* _WORK ORDER_:
As you look over the data below, please find each line where the word "true" appears, then copy it.
====== RECORDED DATA
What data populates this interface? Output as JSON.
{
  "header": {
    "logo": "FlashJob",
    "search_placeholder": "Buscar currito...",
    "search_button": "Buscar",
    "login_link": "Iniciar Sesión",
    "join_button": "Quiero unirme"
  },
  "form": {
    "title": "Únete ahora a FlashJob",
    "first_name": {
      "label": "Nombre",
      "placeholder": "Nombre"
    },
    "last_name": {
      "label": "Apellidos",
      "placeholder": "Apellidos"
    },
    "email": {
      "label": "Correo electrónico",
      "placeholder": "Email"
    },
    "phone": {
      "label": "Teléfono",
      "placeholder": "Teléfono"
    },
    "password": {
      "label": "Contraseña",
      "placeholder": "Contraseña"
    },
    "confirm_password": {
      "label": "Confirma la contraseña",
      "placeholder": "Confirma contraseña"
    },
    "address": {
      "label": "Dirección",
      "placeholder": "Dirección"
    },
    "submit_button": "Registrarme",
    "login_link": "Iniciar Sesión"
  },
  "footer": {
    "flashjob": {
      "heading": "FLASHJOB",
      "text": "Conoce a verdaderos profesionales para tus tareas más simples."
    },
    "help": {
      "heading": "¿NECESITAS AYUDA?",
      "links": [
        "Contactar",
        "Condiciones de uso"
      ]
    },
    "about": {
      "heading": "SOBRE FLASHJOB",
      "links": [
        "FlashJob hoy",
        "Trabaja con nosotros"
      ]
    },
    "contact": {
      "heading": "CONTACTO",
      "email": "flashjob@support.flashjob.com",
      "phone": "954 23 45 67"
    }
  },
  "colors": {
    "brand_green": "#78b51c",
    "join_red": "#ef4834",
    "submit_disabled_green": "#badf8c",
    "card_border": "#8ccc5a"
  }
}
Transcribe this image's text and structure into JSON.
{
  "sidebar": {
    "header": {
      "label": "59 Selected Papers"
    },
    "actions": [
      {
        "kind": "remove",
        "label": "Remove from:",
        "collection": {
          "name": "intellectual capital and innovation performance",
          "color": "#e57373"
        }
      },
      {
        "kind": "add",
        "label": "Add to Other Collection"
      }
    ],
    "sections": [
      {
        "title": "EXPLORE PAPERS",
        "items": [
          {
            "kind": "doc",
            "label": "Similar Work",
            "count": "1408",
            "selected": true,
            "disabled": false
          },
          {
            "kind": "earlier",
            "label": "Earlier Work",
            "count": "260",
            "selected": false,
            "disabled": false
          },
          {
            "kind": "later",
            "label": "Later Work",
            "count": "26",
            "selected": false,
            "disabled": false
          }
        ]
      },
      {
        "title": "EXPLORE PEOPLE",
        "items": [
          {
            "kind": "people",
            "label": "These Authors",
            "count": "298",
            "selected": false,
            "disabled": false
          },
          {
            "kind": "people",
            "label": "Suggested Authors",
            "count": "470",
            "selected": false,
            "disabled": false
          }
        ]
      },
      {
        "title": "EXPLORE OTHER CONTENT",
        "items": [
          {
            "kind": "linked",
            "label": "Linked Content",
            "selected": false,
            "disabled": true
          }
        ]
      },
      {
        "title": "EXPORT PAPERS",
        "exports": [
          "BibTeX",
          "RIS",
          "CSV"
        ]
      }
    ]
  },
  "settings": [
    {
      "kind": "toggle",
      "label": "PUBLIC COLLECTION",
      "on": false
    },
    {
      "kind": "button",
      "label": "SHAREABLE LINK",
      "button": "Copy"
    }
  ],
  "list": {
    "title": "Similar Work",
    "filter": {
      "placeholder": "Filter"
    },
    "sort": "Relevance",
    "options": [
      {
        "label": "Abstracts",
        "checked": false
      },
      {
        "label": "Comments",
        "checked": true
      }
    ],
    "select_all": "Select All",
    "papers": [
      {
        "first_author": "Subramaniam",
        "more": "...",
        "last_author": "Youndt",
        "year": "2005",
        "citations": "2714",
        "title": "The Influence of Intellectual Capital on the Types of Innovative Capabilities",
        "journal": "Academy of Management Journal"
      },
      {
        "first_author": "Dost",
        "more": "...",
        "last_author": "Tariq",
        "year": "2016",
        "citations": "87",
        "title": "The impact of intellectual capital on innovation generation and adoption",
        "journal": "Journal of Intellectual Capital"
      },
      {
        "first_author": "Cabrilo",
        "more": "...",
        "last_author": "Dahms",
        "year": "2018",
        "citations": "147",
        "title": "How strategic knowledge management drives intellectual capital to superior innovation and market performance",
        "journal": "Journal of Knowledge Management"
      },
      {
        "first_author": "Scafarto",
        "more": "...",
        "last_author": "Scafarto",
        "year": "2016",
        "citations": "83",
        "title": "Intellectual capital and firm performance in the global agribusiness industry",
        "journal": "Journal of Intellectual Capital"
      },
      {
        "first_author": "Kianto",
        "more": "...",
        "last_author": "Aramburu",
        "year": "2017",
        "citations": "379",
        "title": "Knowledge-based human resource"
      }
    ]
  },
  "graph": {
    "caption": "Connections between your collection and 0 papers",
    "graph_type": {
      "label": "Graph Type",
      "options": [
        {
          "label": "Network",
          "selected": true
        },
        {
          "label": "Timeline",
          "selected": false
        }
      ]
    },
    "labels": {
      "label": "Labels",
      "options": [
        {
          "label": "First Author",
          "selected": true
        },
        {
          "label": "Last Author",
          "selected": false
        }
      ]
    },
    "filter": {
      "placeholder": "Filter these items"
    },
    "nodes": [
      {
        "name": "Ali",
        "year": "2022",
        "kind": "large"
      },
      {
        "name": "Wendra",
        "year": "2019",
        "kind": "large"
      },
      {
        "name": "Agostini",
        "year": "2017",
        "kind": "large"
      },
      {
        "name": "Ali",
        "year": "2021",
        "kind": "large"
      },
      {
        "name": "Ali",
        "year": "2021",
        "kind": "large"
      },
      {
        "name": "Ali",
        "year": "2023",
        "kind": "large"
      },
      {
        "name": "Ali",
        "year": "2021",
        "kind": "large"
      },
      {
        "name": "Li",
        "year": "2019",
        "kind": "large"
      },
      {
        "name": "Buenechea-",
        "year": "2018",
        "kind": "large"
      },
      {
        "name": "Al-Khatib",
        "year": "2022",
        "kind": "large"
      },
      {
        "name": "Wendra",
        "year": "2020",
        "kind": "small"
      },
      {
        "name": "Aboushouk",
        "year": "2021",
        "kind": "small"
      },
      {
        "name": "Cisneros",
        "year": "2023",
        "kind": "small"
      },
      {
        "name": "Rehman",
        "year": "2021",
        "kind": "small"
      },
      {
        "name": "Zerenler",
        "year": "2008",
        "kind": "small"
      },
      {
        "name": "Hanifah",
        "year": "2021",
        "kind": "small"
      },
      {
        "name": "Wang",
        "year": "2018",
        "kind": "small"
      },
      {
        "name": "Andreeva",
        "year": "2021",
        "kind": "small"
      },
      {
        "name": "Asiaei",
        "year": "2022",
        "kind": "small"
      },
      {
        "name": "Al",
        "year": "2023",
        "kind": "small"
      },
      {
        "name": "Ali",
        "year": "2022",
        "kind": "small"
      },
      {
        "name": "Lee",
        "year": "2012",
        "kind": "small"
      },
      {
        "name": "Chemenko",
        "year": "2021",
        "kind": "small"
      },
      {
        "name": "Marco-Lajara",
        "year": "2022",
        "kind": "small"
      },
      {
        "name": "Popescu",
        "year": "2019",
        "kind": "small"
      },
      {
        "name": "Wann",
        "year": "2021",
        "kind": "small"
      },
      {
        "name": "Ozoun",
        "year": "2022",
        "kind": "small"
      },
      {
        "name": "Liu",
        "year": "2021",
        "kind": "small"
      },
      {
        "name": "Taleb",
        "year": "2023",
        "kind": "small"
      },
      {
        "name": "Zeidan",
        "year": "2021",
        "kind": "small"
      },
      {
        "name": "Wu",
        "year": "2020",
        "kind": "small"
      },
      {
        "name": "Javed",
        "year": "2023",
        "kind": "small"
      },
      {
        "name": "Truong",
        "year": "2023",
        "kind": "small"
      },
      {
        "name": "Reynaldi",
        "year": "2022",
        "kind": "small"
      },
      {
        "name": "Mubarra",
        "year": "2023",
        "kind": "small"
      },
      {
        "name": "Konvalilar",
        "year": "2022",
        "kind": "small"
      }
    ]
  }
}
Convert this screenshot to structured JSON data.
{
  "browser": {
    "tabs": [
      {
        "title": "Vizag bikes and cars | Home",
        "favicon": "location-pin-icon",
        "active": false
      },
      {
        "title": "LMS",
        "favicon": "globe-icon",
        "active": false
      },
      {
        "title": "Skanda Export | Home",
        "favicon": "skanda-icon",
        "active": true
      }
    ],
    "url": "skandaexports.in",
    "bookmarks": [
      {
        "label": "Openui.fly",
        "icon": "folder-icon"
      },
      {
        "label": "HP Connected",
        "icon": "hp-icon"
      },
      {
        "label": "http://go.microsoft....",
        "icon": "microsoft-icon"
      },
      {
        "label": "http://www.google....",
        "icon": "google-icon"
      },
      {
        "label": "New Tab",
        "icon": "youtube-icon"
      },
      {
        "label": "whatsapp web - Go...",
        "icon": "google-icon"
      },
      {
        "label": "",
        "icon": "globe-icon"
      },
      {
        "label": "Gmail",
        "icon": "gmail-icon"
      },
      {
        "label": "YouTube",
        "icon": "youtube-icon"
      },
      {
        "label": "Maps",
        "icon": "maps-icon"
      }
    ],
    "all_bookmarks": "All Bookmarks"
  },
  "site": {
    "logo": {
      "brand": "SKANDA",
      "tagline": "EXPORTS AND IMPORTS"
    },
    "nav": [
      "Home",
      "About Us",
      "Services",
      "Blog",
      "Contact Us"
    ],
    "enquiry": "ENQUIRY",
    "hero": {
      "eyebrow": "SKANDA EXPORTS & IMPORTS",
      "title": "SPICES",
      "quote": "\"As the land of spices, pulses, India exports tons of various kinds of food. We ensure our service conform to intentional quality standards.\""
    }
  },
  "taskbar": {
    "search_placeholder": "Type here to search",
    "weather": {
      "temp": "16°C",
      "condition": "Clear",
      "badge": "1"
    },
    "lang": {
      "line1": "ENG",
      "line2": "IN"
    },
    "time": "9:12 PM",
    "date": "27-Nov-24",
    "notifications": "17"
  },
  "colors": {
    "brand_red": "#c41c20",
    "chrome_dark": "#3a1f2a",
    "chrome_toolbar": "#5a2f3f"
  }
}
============
* _ANSWER TO THE EXERCISE_:
            "selected": true,
            "disabled": true
        "checked": true
          "selected": true
          "selected": true
        "active": true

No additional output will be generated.